Earlier in the week, I attended the Banff World Media Festival to moderate a panel for The Leftovers. It was a great honor, both to get to discuss a show I love and to attend a hugely prestigious industry event (even if I was only there for a few hours, really). But it was also fun to travel way out into the middle of nowhere, to a place that's one of the most devastatingly beautiful on Earth, but a place lots of Americans don't know about, because you have to be really intent on getting there.
To get to Banff, you first have to fly into Calgary, which is not easy from much of the US (though it has direct flights to a few cities). Then, you have to hire or rent a car or take a bus 90 minutes away, off into what appears to be the absolute wilderness, with only a few specks of civilization here and there, before you finally make it into the Banff National Park, where the town itself (which is mostly hotels) is located.
When I finally got there, one of the staffers helpfully told me that if I planned on going for any midnight walks, I probably shouldn't, because there was a wolfpack about that wasn't afraid of humans. And also bears. Sure. Fine.
But that's not the reason for this story. The reason for this story is that the second I disembarked in Banff, which I had traveled thousands of miles to get to, the very first person I saw when I stood up from the car was a TV writer I've interviewed many times, who knew me well enough to be somewhat startled to see me, there in the cold of the Canadian Rockies. We said hello, and then didn't see each other again.
This is the kind of odd connection that seems to suggest the world is smaller than it is, like when one of my best friends' best friends was married to the creator of one of my favorite TV shows, totally accidentally (since my best friend is from the other side of the country entirely), or when I add someone on Facebook and check our mutual friends and discover we both know some completely random person from my past. The webs we weave are larger and stranger than they could possibly seem.
Or are they?
I've been thinking a lot lately about how little I know of true poverty. Sure, my wife and I have been flat broke at various times in our lives, have had to scrimp and save to have enough money to eat. But the true threat of completely losing everything was never really there. We always knew that if push came to shove, our parents would be there to bail us out. And neither of us has terribly rich parents. We're not trust fund kids; we just come from families who can afford to keep themselves comfortable.
But I recently got into an argument with someone from my hometown, who essentially said that I was a spoiled rich kid, who never had to work a day in his life and had everything handed to him. And it doesn't seem that way to me, to someone who has actually met some spoiled rich kids. (I would invite my friend to time travel with me back to when I was doing seemingly endless amounts of chores on my parents' pig farm.)

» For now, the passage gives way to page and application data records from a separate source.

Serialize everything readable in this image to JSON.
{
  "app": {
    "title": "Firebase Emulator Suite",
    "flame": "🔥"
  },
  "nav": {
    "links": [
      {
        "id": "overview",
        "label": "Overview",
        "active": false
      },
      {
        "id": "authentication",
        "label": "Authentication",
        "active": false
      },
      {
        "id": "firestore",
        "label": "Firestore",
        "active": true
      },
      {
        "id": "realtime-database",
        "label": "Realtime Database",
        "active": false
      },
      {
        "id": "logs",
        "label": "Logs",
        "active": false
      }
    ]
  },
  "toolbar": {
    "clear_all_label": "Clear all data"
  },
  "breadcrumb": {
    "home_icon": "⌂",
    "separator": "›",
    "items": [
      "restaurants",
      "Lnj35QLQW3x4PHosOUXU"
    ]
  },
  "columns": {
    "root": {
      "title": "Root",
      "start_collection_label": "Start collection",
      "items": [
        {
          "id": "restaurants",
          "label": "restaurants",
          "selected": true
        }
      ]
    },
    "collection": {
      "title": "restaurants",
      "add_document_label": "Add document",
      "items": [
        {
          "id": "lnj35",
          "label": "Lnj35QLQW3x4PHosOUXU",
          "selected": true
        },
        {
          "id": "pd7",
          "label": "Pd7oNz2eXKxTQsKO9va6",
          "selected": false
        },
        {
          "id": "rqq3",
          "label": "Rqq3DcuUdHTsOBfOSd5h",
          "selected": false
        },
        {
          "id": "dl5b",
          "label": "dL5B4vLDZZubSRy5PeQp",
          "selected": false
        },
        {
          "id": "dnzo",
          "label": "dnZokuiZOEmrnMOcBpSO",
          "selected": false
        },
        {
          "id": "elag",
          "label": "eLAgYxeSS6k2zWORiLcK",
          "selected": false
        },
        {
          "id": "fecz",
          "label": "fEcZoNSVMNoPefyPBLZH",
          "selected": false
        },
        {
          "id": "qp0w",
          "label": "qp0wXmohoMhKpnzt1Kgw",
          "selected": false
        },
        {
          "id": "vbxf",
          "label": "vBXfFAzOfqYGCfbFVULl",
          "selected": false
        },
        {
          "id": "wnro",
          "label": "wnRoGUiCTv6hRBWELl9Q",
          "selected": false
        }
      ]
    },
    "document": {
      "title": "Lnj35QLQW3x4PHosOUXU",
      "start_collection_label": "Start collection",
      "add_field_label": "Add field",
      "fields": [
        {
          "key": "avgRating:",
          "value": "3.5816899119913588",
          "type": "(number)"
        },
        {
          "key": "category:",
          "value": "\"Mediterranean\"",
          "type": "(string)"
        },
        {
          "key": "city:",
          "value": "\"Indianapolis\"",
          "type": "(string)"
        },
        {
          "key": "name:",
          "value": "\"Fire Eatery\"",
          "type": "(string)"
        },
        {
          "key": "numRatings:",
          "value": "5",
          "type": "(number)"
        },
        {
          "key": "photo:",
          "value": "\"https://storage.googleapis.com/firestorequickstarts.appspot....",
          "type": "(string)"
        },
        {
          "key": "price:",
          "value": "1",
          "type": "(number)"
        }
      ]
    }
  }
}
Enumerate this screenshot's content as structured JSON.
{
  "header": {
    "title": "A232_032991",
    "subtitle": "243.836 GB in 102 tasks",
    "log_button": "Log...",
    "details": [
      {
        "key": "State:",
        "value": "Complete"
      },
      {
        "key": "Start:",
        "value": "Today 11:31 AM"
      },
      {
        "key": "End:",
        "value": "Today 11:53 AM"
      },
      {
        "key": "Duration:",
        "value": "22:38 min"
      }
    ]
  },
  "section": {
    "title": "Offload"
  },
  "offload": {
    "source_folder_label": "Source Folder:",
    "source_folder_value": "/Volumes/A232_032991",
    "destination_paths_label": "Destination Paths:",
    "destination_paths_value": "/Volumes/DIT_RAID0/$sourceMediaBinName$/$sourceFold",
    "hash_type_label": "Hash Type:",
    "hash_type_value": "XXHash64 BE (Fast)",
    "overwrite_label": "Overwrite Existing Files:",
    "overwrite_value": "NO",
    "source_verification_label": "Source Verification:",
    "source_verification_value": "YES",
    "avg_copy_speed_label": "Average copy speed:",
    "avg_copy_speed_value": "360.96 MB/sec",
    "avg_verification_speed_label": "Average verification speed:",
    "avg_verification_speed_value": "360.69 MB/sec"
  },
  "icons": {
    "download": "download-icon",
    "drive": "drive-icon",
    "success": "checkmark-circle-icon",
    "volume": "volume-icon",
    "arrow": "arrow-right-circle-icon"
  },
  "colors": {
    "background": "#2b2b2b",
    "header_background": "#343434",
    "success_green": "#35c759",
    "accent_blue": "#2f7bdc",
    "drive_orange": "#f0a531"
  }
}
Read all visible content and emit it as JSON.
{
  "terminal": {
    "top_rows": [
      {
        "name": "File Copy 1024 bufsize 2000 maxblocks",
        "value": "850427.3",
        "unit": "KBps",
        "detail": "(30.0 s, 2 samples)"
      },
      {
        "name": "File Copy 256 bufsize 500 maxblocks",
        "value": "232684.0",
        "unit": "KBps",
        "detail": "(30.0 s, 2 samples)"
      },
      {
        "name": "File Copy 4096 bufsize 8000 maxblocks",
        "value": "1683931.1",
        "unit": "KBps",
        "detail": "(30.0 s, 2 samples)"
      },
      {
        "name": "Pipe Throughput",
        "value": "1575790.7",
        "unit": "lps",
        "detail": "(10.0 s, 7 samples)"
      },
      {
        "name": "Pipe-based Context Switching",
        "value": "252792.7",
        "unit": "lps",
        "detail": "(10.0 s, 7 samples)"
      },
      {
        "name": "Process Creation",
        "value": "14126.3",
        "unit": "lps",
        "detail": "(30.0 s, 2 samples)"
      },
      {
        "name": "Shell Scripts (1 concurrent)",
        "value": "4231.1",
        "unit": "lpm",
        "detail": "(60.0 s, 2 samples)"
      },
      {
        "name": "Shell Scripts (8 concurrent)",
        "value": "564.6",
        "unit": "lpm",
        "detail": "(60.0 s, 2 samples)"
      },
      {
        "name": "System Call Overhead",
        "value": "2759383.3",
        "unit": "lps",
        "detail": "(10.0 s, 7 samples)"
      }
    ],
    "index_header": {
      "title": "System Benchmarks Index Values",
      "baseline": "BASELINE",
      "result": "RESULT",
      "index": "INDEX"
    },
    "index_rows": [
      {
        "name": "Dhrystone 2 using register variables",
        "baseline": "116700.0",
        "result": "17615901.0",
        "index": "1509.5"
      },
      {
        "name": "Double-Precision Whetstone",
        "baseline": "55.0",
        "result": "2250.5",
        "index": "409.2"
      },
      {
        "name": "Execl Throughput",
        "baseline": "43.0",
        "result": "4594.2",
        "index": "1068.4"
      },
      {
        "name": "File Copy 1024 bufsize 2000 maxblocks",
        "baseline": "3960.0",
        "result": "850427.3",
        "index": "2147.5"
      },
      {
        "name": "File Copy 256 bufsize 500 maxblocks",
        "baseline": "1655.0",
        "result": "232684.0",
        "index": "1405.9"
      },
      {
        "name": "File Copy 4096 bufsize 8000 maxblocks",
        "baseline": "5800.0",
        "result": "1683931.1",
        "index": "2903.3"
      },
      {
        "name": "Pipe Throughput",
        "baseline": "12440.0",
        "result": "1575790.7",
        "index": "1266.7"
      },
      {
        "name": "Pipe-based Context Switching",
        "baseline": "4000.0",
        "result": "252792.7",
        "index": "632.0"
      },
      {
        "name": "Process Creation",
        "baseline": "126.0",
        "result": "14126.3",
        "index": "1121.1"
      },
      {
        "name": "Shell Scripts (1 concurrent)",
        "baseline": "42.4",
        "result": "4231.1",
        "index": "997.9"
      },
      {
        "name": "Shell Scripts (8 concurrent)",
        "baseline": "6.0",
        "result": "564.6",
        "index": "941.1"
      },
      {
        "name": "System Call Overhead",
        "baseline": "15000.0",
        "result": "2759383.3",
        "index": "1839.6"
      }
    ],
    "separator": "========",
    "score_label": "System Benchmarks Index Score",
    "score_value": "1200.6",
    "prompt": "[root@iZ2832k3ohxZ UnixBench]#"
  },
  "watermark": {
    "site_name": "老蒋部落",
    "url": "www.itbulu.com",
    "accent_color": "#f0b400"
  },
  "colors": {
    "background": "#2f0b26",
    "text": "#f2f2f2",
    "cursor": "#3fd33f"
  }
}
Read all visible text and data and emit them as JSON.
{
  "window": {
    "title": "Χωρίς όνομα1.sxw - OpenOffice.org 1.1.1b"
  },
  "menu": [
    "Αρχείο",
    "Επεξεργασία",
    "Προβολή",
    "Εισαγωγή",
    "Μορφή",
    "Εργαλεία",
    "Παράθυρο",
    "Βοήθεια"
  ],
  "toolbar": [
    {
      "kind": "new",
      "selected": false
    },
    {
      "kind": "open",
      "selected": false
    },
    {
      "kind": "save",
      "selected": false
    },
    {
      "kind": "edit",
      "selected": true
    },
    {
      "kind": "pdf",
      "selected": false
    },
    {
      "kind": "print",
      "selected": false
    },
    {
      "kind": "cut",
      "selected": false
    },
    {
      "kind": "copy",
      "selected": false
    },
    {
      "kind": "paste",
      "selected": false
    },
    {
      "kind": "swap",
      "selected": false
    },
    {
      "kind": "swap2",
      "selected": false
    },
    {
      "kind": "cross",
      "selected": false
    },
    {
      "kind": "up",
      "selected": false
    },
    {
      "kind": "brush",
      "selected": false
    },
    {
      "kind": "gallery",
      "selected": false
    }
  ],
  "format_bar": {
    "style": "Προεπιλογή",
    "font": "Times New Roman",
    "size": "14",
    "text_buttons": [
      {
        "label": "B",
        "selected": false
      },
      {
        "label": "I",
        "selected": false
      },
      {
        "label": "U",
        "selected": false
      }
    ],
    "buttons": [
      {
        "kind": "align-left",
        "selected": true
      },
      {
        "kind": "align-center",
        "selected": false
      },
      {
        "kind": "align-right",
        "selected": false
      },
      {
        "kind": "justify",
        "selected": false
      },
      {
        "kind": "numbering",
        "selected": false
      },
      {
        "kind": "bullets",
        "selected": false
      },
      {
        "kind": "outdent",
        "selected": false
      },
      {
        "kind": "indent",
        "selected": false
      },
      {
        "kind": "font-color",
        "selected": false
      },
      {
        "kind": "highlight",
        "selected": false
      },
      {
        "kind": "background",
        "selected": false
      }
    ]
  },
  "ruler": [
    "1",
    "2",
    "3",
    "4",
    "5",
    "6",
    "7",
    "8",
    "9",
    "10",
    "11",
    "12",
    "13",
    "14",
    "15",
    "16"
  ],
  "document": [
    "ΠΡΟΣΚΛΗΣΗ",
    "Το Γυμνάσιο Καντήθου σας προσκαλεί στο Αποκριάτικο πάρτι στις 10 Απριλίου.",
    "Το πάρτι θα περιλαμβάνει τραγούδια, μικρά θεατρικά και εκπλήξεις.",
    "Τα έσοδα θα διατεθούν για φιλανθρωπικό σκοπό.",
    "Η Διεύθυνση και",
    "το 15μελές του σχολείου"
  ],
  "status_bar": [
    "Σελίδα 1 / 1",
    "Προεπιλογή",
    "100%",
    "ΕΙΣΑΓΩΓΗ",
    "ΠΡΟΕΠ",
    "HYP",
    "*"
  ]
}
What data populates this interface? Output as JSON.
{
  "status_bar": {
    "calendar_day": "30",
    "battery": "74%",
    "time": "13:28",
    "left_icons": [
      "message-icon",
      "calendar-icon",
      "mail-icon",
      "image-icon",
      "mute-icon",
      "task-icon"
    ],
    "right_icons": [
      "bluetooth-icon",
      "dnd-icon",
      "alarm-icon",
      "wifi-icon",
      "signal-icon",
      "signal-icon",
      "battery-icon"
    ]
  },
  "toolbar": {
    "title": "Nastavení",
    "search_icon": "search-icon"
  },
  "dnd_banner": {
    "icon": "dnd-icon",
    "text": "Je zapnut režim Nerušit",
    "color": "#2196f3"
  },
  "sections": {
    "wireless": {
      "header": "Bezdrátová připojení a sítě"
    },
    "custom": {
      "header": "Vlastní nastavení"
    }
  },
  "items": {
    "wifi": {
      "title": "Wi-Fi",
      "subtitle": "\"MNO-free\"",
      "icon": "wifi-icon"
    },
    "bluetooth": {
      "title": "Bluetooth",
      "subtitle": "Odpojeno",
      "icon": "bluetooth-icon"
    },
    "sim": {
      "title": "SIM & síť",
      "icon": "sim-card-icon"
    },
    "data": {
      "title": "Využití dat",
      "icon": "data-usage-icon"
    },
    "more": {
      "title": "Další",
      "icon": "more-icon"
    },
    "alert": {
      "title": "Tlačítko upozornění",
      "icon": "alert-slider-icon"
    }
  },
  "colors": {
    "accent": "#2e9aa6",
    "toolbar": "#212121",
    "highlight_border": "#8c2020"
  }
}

But to my friend, I can see where it did seem that way. My parents had enough money to send me to college (albeit to a cheaper state school), and they had enough money to keep me afloat post-college, when I needed a few bucks here and there. It doesn't feel rich to me, but in the grand scheme of things, in these United States, it's pretty darn rich.
My only real experiences with poverty have come from seeing homeless citizens of Los Angeles, but also from having spent time in college traveling to the reservations in my home state, which are among the poorest counties of the U.S. And that was often a world that defied description to me, even as someone who works with words. It seemed like I'd been dropped out of every context I understood, into one that made no sense whatsoever. Similarly, I have friends who work as social workers, and the stories they tell me seem as if they can't be real, and yet they are.
The hardest gap to overcome is often the one between those who have and those who don't. You can superficially imagine what it's like to temporarily go without, but for the most part, if you are reading these words (i.e., if you are the kind of person who subscribes to a television critic's TinyLetter on the internet), the odds are very good that you will find yourself buoyed by someone who has a vested interest in seeing you succeed. You can have tough times. You can even have long years of grinding work and living paycheck to paycheck. (I certainly did; I'm barely removed from them.) But you cannot know what it is to be utterly without.
Now, when I come across one of these "isn't the world small!" coincidences, I often wonder if the world is truly small, or if it's just my circle, of the relatively affluent and comfortable, that's small. I wish it were the former; I'm guessing it's the latter.
Episodes is published at least three times per week, and more if I feel like it. It is mostly about television, except when it's not. Suggest topics for future installments via email or on Twitter. Read more of my work at Vox Dot Com.